## SOURCE MATERIAL
_____

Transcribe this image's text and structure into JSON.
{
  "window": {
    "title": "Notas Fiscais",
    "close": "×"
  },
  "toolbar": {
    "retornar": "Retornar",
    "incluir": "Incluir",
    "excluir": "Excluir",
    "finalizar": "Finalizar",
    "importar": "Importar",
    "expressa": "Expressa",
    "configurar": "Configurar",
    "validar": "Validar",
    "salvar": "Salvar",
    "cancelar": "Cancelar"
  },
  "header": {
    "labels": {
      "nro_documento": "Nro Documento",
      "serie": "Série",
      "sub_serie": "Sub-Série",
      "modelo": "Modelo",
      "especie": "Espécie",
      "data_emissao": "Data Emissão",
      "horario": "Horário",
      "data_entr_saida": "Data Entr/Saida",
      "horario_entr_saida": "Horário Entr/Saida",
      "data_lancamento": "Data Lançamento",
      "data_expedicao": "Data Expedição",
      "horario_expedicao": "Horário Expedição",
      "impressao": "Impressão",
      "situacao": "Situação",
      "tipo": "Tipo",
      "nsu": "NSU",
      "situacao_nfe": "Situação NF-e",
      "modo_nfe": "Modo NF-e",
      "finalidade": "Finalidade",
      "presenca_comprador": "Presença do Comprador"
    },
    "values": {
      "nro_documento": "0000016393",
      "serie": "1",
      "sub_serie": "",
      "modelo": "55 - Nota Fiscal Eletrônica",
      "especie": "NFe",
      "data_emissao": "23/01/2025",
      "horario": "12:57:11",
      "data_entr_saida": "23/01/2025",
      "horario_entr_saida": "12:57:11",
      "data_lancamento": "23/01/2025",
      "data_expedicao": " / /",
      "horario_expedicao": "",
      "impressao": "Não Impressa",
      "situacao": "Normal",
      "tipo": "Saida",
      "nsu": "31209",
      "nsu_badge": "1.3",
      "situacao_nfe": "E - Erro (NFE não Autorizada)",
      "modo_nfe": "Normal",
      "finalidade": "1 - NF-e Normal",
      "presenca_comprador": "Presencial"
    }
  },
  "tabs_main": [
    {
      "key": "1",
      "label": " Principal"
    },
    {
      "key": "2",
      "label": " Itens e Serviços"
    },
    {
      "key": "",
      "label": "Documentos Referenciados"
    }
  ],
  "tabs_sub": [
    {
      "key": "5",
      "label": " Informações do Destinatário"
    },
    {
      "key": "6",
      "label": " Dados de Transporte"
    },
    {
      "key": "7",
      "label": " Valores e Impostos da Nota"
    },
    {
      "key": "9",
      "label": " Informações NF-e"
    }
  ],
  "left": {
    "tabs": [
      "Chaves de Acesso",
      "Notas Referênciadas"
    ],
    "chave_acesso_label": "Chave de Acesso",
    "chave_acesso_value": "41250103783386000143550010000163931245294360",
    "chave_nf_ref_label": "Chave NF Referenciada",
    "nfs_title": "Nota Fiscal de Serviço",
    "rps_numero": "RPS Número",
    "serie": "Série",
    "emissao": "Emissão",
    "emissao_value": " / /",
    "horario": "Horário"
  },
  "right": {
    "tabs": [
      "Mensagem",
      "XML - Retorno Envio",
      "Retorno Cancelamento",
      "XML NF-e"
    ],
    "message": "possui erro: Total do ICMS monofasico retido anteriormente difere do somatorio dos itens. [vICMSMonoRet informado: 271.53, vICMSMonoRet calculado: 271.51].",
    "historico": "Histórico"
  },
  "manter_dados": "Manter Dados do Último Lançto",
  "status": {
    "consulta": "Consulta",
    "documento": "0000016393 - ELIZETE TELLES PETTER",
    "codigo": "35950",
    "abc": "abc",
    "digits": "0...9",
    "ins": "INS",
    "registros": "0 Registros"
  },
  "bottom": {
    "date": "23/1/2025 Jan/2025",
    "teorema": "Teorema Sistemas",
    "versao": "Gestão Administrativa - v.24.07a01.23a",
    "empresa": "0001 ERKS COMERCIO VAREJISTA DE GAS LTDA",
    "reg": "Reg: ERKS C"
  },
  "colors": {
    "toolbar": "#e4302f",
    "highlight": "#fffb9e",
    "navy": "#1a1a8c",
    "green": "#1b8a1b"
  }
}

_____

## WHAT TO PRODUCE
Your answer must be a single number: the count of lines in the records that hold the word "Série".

## TASK SOLUTION
3